Is Buttermilk Required to be Refrigerated?

Buttermilk must always be kept in the fridge. At or below 40°F (4.4°C), much like most dairy products. The area of your fridge door frequently seeing temperature changes is not a good place to store it. Keep buttermilk out of the sun and out of the room. It can be frozen in an airtight container for up to three months, either opened or unopened. It’s better to throw away your buttermilk if you detect any changes in how it looks or smells to prevent getting sick.

How can Buttermilk’s Shelf Life be Extended?

Take care when handling your buttermilk if you want to preserve it for as long as possible. Please don’t touch the bottle’s lip directly, keep your hands clean, and don’t drink from it. Buttermilk should be cooled below 40°F (4.4°C) for most dairy products to stop bacterial growth. Because the door of your refrigerator is most susceptible to temperature changes, avoid storing it there.

It would be best if you didn’t leave buttermilk out in the open at room temperature. After usage, put it back in the fridge as soon as possible to prevent it from getting into the danger zone between 40 and 140 degrees Fahrenheit (4.4 and 60 degrees Celsius), where bacteria growth quickens. Lastly, if you’re worried about food waste, buy the smallest size and use it before it expires.
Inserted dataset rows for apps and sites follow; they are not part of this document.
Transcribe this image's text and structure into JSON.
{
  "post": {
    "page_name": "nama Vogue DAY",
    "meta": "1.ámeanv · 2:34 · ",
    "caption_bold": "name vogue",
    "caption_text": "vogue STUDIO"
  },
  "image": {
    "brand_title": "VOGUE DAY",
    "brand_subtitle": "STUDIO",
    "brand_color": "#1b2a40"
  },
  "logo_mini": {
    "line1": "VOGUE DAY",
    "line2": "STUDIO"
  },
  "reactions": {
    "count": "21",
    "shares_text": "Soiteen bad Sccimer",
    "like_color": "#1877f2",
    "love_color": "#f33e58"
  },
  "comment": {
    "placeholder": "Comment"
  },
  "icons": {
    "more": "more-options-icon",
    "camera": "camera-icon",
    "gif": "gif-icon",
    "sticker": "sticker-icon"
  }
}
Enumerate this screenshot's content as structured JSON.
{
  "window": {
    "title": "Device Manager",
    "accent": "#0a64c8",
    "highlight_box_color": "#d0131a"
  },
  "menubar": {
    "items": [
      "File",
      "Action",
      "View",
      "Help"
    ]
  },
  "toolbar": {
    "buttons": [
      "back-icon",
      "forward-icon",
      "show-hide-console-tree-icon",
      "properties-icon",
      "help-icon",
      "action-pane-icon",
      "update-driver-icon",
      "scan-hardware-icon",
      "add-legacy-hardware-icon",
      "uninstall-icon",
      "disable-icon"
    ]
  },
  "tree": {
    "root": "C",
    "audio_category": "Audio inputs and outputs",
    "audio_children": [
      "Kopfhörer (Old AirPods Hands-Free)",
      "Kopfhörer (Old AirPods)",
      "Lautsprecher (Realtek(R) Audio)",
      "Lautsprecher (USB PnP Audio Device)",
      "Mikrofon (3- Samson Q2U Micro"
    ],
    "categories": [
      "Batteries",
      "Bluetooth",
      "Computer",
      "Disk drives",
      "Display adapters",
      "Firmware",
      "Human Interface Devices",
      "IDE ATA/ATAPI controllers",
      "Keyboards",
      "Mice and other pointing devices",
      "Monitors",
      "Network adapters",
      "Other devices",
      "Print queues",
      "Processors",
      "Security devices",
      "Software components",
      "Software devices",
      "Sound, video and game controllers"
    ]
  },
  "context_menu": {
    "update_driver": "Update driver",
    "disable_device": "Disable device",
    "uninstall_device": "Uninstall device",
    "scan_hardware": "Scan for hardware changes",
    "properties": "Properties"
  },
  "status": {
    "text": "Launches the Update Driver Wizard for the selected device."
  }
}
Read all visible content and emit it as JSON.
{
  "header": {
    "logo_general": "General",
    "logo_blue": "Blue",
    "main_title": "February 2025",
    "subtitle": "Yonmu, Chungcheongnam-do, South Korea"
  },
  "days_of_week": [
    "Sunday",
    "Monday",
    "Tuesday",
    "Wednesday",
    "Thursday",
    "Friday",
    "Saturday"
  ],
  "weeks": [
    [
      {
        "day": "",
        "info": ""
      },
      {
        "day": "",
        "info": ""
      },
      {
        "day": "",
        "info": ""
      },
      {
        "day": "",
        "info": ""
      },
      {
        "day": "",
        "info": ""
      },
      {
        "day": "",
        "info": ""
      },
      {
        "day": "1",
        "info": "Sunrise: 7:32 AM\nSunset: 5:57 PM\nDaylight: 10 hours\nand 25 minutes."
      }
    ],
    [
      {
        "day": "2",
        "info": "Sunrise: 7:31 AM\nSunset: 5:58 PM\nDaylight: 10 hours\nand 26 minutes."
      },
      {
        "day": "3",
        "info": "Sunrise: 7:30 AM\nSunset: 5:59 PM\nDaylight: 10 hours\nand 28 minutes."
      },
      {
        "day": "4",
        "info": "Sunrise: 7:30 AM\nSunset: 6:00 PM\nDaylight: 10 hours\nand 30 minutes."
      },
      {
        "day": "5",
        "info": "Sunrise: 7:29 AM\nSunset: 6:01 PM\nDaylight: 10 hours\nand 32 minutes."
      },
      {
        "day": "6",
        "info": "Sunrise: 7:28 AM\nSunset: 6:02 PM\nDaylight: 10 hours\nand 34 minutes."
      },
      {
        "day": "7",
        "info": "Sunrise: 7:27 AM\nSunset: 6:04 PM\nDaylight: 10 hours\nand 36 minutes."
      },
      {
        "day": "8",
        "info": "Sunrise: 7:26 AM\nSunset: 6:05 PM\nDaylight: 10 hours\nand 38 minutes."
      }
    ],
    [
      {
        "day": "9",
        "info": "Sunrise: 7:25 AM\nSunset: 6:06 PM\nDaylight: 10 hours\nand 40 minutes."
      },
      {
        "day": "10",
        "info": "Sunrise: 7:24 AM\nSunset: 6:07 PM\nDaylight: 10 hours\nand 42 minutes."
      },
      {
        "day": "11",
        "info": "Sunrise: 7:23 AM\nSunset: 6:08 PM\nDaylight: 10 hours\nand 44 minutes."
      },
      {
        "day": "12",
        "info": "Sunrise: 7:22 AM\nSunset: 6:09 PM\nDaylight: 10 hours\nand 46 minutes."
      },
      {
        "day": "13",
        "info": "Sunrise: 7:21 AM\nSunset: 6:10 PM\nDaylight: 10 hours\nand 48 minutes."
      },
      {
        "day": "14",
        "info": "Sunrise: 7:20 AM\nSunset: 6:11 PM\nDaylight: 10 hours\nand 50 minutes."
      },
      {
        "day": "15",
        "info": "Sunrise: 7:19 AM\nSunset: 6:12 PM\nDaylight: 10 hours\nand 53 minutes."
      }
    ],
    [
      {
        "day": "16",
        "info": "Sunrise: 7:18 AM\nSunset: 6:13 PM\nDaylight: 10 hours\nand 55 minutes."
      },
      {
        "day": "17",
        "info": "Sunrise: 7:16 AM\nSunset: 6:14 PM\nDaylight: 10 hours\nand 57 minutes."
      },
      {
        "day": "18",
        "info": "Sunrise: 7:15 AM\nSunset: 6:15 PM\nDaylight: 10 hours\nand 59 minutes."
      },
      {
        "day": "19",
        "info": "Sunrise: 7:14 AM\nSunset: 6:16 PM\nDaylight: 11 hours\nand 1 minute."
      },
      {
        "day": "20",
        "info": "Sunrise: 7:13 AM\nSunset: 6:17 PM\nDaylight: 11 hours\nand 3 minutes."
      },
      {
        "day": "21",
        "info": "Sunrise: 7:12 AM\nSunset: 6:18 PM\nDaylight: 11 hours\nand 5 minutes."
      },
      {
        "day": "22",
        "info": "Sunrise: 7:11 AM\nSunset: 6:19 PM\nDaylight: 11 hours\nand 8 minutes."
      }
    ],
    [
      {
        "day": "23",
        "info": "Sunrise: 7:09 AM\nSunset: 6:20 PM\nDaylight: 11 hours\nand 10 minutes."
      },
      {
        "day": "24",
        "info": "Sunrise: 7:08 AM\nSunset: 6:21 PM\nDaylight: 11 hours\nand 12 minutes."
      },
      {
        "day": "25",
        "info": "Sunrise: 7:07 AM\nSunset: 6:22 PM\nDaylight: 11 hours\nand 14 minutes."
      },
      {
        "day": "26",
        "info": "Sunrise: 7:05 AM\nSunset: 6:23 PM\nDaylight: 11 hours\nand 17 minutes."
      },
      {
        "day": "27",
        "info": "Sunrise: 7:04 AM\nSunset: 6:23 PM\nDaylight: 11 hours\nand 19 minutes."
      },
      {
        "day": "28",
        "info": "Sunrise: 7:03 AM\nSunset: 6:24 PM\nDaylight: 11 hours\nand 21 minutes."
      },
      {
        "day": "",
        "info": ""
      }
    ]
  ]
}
To give baked goods a rich texture and depth of flavor, buttermilk is a vital ingredient. However, if you don’t generally buy it or have dietary restrictions, you can manufacture replacements at home with little effort. An acidic substance, usually lemon juice, vinegar, or cream of tartar, and a liquid, like dairy or plant-based milk, are the essential components of a buttermilk alternative. If you’re intrigued, try one of these possibilities the next time you’re baking.